Dataset rows for apps and sites
__________________________________________________

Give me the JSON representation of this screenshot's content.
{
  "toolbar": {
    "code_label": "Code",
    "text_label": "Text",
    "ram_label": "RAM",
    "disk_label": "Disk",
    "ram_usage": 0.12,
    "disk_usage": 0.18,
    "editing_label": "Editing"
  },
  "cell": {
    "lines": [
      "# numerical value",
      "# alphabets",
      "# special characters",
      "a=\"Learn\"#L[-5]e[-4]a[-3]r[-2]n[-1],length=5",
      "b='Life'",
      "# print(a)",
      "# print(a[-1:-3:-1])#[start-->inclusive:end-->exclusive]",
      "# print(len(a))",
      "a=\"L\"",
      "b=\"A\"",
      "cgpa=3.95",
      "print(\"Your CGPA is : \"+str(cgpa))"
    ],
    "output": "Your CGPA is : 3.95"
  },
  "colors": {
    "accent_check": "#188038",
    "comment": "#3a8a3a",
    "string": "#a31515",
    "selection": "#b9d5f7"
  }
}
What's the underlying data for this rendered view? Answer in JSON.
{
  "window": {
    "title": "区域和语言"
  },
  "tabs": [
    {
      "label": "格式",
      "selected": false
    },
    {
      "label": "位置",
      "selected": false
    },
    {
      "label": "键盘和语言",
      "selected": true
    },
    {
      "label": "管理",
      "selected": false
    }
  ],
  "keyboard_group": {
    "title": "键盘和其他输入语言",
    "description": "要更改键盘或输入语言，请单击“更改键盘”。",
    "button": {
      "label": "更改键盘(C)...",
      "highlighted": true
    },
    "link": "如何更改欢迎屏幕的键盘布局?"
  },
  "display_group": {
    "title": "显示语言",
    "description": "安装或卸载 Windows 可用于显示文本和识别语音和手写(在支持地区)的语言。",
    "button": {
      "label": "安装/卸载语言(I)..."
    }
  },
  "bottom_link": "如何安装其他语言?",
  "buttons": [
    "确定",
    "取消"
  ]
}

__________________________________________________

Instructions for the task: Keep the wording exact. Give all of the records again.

Answer to this task:
Give me the JSON representation of this screenshot's content.
{
  "toolbar": {
    "code_label": "Code",
    "text_label": "Text",
    "ram_label": "RAM",
    "disk_label": "Disk",
    "ram_usage": 0.12,
    "disk_usage": 0.18,
    "editing_label": "Editing"
  },
  "cell": {
    "lines": [
      "# numerical value",
      "# alphabets",
      "# special characters",
      "a=\"Learn\"#L[-5]e[-4]a[-3]r[-2]n[-1],length=5",
      "b='Life'",
      "# print(a)",
      "# print(a[-1:-3:-1])#[start-->inclusive:end-->exclusive]",
      "# print(len(a))",
      "a=\"L\"",
      "b=\"A\"",
      "cgpa=3.95",
      "print(\"Your CGPA is : \"+str(cgpa))"
    ],
    "output": "Your CGPA is : 3.95"
  },
  "colors": {
    "accent_check": "#188038",
    "comment": "#3a8a3a",
    "string": "#a31515",
    "selection": "#b9d5f7"
  }
}
What's the underlying data for this rendered view? Answer in JSON.
{
  "window": {
    "title": "区域和语言"
  },
  "tabs": [
    {
      "label": "格式",
      "selected": false
    },
    {
      "label": "位置",
      "selected": false
    },
    {
      "label": "键盘和语言",
      "selected": true
    },
    {
      "label": "管理",
      "selected": false
    }
  ],
  "keyboard_group": {
    "title": "键盘和其他输入语言",
    "description": "要更改键盘或输入语言，请单击“更改键盘”。",
    "button": {
      "label": "更改键盘(C)...",
      "highlighted": true
    },
    "link": "如何更改欢迎屏幕的键盘布局?"
  },
  "display_group": {
    "title": "显示语言",
    "description": "安装或卸载 Windows 可用于显示文本和识别语音和手写(在支持地区)的语言。",
    "button": {
      "label": "安装/卸载语言(I)..."
    }
  },
  "bottom_link": "如何安装其他语言?",
  "buttons": [
    "确定",
    "取消"
  ]
}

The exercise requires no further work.